Winneba (C/R), Oct 25, GNA - Mr Samuel Owusu-Agyei, Deputy Minister of Health, on Tuesday advised heads of basic schools to be careful about the utilisation of the capitation grant to prevent misappropriation and embezzlement.
He pointed out that auditors would visit their schools to audit the grants released periodically to ensure that the government's efforts to promote basic education was not hampered.
Mr Owusu-Agyei also appealed to the heads and circuit supervisors to strive to keep abreast with the guidelines for the distribution and utilisation of the grant and to study basic accounting principles to manage the finances of their schools and to keep accurate records. The Minister, who is also the MP for Efuttu, stated this when he visited educational institutions in the area to get first hand information on the conditions in the schools.
Institutions visited included Winneba Secondary School, District Council, A.M.E. Zion and the St John's Anglican Primary and Junior Secondary as well as the Presbyterian Junior Secondary Schools. Mr Owusu-Agyei said because of the payment of the capitation grant of 30,000 cedis per female and 25,000 cedis for each male pupil made it necessary for them to be abreast with the accounts of how they spent the money and to keep accurate records on items and materials in their schools.
They should also all receipts to avoid embarrassment and to work within the guidelines, he said.

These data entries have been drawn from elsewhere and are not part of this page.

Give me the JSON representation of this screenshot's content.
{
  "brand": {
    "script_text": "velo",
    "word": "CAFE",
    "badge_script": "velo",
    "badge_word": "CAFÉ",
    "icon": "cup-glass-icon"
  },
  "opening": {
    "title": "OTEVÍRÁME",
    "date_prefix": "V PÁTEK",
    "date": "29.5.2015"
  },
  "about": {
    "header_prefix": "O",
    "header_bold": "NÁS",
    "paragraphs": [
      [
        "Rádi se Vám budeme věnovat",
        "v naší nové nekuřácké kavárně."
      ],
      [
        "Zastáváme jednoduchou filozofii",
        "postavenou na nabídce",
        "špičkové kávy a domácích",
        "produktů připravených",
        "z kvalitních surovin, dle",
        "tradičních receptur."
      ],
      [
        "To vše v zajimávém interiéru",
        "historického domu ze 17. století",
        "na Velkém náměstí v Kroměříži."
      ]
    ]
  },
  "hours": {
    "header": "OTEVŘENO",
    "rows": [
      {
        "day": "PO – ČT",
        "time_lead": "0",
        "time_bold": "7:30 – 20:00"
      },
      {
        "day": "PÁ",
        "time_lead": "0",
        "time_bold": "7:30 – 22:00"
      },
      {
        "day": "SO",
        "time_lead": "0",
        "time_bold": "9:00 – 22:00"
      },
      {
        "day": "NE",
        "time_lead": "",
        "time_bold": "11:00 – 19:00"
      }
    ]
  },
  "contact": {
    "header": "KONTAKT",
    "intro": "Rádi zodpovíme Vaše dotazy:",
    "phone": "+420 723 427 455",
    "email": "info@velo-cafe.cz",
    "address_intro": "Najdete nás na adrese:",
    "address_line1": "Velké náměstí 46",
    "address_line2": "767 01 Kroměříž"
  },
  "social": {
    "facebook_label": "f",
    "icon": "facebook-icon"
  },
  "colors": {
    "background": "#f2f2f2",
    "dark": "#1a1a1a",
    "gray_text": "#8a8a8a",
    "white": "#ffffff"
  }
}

The Efuttu MP stressed the need for the head teachers to prepare School Performance Improvement Plans (SPIP) and to prepare budgets for projects for them to get the necessary grant for the development of their institutions.
He stated that the grant could only be assessed after they had drawn SPIP's stressing areas of priority including sports, culture, administration, Teaching and Learning Materials (TLMs) and minor repairs.
Mr Owusu-Agyei pointed out that heads who misappropriated the capitation grant would be prosecuted and dismissed. Ms Helena Arkoh, District Director of Education, urged teachers to adhere to basic teaching principles and to serve as the role models for their pupils and students.
She urged the heads of the institutions to maintain the standard specification for school buildings to meet the desired needs and environment for teaching and learning.
Ms Arkoh said without the necessary infrastructure, education would suffer and affect the government's plan to make Information Communication Technology (ICT) part of basic education. Most of the schools the Minister visited lacked toilet facilities forcing the teachers; pupils and students to attend to natures call in nearby bushes and had leaking roofs while their land had been encroached.